*Supplied entries:*
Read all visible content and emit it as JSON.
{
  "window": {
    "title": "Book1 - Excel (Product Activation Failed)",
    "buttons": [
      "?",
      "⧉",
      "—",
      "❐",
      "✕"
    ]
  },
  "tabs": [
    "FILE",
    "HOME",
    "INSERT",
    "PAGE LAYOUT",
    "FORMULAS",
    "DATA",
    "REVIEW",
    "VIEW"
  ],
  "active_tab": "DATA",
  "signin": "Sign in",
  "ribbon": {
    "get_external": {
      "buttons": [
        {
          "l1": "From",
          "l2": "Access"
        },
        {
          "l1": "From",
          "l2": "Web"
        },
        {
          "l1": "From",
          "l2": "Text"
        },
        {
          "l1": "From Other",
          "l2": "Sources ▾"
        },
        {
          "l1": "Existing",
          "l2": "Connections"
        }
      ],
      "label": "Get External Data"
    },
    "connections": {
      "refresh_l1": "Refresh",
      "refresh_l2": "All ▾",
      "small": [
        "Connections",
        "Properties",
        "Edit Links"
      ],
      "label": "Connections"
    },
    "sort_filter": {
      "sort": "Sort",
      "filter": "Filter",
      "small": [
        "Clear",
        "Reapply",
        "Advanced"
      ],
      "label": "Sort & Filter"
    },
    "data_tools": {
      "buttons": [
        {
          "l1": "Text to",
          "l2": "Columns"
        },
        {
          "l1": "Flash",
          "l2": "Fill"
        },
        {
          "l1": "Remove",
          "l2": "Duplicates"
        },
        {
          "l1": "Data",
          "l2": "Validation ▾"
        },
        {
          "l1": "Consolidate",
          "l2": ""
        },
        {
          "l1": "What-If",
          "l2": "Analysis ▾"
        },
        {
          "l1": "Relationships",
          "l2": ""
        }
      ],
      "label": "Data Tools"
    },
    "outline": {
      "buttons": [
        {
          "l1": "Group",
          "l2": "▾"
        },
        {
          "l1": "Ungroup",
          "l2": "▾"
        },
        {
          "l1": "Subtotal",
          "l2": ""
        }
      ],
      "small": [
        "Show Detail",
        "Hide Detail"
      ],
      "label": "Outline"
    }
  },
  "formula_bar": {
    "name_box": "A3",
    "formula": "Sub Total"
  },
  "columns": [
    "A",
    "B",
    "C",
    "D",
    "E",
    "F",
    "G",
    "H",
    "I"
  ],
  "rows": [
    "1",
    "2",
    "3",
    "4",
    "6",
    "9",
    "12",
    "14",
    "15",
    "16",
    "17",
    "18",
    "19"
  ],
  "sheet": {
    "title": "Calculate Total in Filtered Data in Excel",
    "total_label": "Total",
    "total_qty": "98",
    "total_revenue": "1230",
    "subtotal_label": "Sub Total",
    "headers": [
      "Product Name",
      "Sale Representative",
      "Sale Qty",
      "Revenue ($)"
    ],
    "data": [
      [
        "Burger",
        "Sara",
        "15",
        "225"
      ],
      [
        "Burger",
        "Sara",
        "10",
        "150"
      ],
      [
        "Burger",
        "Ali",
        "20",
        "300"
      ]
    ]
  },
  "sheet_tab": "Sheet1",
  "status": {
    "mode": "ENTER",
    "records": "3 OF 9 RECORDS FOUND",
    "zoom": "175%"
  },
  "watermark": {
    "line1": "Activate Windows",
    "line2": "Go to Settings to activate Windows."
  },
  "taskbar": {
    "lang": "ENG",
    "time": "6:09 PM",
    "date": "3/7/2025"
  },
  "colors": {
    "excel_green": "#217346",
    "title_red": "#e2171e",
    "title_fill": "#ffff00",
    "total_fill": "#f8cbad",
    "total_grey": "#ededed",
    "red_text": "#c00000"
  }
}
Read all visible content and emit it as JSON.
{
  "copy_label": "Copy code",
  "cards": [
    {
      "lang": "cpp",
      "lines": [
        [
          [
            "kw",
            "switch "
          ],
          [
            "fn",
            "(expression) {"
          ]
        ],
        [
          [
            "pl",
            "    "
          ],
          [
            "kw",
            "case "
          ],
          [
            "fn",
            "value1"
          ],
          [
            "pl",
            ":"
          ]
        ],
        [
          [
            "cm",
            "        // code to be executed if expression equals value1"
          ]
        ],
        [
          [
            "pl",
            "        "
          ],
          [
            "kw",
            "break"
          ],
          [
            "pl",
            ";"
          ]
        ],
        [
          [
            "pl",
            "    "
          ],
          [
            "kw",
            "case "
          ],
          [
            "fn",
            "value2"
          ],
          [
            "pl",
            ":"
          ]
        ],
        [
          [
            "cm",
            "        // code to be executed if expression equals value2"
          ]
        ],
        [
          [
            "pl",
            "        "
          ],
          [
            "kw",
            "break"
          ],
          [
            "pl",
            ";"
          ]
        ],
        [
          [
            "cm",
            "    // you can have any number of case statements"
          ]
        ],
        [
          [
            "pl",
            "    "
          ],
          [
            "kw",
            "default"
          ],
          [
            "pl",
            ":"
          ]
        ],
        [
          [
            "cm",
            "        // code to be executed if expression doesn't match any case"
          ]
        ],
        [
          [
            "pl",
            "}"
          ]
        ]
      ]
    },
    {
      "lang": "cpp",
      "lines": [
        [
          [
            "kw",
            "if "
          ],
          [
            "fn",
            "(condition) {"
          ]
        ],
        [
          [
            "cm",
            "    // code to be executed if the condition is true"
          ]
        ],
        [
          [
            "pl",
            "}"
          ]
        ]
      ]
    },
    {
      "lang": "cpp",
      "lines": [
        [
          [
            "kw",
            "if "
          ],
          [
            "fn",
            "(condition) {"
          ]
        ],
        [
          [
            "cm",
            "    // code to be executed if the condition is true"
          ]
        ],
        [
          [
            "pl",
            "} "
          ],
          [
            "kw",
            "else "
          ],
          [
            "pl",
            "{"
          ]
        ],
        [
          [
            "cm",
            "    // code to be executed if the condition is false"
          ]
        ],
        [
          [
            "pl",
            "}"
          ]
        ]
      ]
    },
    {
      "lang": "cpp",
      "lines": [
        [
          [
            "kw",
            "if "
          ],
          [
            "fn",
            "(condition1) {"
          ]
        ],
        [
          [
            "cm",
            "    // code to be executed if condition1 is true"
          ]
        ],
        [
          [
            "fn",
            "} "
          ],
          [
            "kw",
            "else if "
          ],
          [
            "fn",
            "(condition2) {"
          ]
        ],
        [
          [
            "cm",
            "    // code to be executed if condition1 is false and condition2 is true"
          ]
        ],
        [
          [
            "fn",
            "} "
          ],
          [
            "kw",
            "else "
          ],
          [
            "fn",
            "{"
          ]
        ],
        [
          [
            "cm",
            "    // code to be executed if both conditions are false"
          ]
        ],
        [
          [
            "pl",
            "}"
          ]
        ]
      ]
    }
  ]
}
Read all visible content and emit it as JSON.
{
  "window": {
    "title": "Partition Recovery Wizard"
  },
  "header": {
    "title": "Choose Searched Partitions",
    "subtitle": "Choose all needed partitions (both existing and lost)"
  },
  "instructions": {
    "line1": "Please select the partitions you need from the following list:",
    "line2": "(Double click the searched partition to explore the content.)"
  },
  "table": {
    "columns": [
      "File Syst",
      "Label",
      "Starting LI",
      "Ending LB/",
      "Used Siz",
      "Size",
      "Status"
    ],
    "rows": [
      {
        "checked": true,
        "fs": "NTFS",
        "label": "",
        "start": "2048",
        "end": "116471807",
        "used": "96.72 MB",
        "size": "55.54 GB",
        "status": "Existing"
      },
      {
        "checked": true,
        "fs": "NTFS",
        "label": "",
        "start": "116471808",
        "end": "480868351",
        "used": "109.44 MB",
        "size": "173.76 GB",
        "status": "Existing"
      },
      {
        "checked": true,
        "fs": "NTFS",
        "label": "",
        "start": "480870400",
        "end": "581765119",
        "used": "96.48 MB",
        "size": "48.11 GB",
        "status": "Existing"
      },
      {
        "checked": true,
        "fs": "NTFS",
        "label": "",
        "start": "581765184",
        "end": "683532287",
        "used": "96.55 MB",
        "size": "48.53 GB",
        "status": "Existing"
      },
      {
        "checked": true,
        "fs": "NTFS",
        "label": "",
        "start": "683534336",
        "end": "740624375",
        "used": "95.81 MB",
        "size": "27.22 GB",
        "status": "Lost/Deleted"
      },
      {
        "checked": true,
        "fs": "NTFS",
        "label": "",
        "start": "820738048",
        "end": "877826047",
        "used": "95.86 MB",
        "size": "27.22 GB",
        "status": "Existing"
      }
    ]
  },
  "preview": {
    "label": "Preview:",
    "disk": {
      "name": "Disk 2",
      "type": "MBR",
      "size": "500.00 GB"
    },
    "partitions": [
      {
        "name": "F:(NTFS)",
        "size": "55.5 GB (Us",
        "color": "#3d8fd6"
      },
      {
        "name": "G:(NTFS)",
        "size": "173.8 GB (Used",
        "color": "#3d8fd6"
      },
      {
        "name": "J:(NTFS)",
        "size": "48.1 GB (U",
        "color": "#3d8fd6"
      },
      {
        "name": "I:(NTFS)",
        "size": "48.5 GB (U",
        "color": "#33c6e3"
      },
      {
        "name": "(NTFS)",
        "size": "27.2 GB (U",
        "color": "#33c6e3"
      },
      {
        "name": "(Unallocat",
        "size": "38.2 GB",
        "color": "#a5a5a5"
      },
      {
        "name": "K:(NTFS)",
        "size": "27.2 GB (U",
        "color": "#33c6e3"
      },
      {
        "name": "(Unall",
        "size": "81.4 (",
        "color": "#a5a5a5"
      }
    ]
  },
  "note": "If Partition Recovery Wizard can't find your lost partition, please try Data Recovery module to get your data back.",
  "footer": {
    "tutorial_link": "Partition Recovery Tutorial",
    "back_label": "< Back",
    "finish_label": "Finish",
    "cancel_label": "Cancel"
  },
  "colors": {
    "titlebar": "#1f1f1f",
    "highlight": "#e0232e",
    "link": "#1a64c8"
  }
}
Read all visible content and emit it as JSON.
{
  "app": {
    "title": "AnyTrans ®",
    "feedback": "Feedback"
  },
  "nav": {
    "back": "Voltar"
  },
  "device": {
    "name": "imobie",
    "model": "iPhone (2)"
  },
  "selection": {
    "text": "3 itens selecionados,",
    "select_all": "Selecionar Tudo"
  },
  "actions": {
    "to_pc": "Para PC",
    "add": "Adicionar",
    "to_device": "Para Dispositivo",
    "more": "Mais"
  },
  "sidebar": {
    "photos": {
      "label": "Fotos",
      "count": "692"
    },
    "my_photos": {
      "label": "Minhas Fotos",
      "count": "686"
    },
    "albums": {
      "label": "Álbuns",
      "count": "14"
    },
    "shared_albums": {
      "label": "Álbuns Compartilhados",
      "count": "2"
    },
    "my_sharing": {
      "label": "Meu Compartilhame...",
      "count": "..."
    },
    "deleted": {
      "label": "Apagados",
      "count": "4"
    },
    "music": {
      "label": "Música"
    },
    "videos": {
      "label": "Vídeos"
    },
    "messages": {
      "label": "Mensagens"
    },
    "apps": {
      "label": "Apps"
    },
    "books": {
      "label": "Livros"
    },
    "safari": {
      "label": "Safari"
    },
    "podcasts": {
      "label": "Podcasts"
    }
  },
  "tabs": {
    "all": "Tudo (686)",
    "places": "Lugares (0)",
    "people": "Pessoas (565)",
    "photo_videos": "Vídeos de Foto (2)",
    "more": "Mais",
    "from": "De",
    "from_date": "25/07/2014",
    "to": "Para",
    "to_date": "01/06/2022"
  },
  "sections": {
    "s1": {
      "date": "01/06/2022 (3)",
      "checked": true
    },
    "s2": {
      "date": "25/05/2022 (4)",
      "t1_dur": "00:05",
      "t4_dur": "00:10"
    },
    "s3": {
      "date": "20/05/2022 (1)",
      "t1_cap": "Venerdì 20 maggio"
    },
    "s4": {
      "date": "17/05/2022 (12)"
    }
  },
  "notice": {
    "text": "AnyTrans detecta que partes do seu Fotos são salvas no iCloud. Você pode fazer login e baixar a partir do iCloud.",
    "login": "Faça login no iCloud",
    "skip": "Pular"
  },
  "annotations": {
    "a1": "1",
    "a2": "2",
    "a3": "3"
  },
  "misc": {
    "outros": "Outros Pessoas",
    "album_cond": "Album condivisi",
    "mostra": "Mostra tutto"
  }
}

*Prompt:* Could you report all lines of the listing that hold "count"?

*Reply to the exercise:*
      "count": "692"
      "count": "686"
      "count": "14"
      "count": "2"
      "count": "..."
      "count": "4"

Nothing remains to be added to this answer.